Ludwig von Mises (1881-1973)
I will let history decide if, as some say, I was the neglected giant of 20th century economics, and if my Human Action: A Treatise on Economics was its masterwork. But I was certainly unpopular and ‘before my time.’ No U.S. economics department would hire me after I escaped the Nazis for America in 1940, while many of my students (who went Keynesian in policy and mathematical in methodology) assumed top positions in academia.
My era was a sad one with two world wars and the Great Depression between. Quantitative economics and government economic planning were the rage (the two go together). I offended the mainstream by explaining that our discipline was not a predictive, mathematical science but a qualitative, explanatory one. I also offended with my arguments that the Keynesian “middle way” between capitalism and socialism was fallacious in theory and unstable in practice.
“I set out to be a reformer, but only became the historian of decline,” I wrote in a despairing moment. But things have changed. My disciple F. A. Hayek won the Nobel Prize in 1974, the year after I died.
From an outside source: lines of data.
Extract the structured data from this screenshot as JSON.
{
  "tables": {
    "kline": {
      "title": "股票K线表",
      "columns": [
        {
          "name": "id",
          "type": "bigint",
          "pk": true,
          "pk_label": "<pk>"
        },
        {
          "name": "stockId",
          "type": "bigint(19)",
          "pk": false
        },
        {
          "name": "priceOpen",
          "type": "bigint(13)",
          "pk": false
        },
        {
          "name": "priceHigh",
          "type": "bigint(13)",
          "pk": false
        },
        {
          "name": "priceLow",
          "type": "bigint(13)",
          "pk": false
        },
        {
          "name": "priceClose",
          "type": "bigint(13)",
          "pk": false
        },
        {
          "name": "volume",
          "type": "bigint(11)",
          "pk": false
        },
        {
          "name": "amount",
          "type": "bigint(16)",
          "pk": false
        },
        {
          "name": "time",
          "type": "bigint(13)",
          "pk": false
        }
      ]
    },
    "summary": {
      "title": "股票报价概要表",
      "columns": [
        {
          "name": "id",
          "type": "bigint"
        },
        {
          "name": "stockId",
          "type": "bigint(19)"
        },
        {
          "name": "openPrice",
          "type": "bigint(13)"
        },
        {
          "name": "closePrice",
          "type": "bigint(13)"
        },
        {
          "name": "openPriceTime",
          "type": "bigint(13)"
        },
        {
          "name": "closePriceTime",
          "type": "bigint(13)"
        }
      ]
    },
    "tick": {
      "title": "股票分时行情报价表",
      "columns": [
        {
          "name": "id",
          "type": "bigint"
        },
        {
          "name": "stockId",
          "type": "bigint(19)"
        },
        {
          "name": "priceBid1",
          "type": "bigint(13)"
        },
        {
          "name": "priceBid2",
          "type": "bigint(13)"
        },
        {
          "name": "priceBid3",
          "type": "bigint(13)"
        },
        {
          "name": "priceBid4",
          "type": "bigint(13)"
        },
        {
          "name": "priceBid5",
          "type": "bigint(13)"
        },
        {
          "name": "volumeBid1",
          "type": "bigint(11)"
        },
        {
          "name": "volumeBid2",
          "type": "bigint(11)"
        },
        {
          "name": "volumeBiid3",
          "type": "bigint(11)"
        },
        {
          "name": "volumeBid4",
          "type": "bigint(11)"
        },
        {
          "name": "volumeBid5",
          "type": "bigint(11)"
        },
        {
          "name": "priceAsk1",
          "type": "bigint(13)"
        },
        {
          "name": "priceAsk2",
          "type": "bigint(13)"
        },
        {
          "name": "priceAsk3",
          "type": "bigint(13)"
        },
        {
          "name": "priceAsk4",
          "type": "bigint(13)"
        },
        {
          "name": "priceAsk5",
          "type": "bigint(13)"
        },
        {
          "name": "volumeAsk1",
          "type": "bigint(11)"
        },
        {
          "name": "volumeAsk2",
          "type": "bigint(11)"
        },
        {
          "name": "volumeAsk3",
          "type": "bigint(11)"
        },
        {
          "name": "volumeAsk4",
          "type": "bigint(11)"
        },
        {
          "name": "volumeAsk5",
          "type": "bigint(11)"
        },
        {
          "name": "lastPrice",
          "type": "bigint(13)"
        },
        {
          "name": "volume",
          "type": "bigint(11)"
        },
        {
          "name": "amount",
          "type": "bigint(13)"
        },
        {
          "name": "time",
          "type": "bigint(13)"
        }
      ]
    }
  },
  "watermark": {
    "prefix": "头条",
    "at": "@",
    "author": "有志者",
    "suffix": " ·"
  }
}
Communism collapsed from the problems I wrote about nearly a century ago. A thriving U.S. institute is named after me. Economists are still looking for their first quantitative law, and econometrics has proven little of that we didn’t already know about necessary causal relations. But most of all, there are now hundreds of top students and professors around the world working in Austrian-school (aka real-world) economics.
In the 1920s, I refuted socialism as a rational economic system. It was a simple argument, really. When government owns the means of production, competition cannot set scarcity values for land, labor, and capital. And without true prices, rational choice is not possible between competing alternatives. Even if angels ran a socialist commonwealth (my disciple James Buchanan would say ‘wait a minute’), their economic calculation problem would remain.
I have made other contributions as well. My theory of the business cycle, which Hayek also explicated, predicted America’s Great Depression by identifying the government-stimulated boom phase (part of the ‘Roaring Twenties’) as the problem—and the bust as the necessary correction. (Your present Great Recession is also due to a government-facilitated boom—and subsequent intervention has delayed recovery, just like Hoover’s and FDR’s actions did eighty years ago.)
I also stressed how entrepreneurship—the essence of business and markets—cannot be captured mathematically or even diagrammatically. Remember this when you take a college course in Microeconomics. The real action of a market economy is what happens outside, not inside, equilibrium. Such concepts as uncertainty, expectations, time, and ignorance are what economics is about, not perfect knowledge, perfect divisibility, and other simplifying or false assumptions.
Beware of Macroeconomics from start to finish! There is really only ‘microeconomics’ because economic causality comes from the individual human mind. Aggregates do not exist and therefor they cannot have ‘purpose’ and be causal.
I am flattered that some top Kinkaid students were reading my works in the late 1960s and early 1970s—and your community is trying to include me now in the curriculum. Best wishes in your study of purposive human action, better known as economics.
“How one carries on in the face of unavoidable catastrophe is a matter of temperament. In high school, as was custom, I had chosen a verse by Virgil to be my motto: ‘Do not give in to evil, but proceed ever more boldly against it.’ I recalled these words during the darkest hours of the war. … I would not tire in saying what I knew to be true.”
“Economics is not about goods and services; it is about human choice and action.”
“Economics is not specifically about business; it deals with all market phenomena and with all their aspects, not only with the activities of a businessman.”
“The study of economics has been again and again led astray by the vain idea that economics must proceed according to the pattern of other sciences.”
“As there are in the field of social affairs no constant relations between magnitudes, no measurement is possible, and economics can never become quantitative.”
“The economist must never be a specialist. In dealing with any problem he must always fix his glance upon the whole system.”
“What distinguishes the successful entrepreneur and promoter from other people is precisely the fact that he does not let himself be guided by what was and is, but arranges his affairs on the ground of his opinion about the future. He sees the past and the present as other people do; but he judges the future in a different way.”
“Lord Keynes … says: In the long run we are all dead. But unfortunately nearly all of us outlive the short run. We are destined to spend decades paying for the easy money orgy of a few years.”
“The essence of Keynesianism is its complete failure to conceive the role that saving and capital accumulation play in the improvement of economic conditions.”
“The essence of an individual’s freedom is the opportunity to deviate from traditional ways of thinking and of doing things.”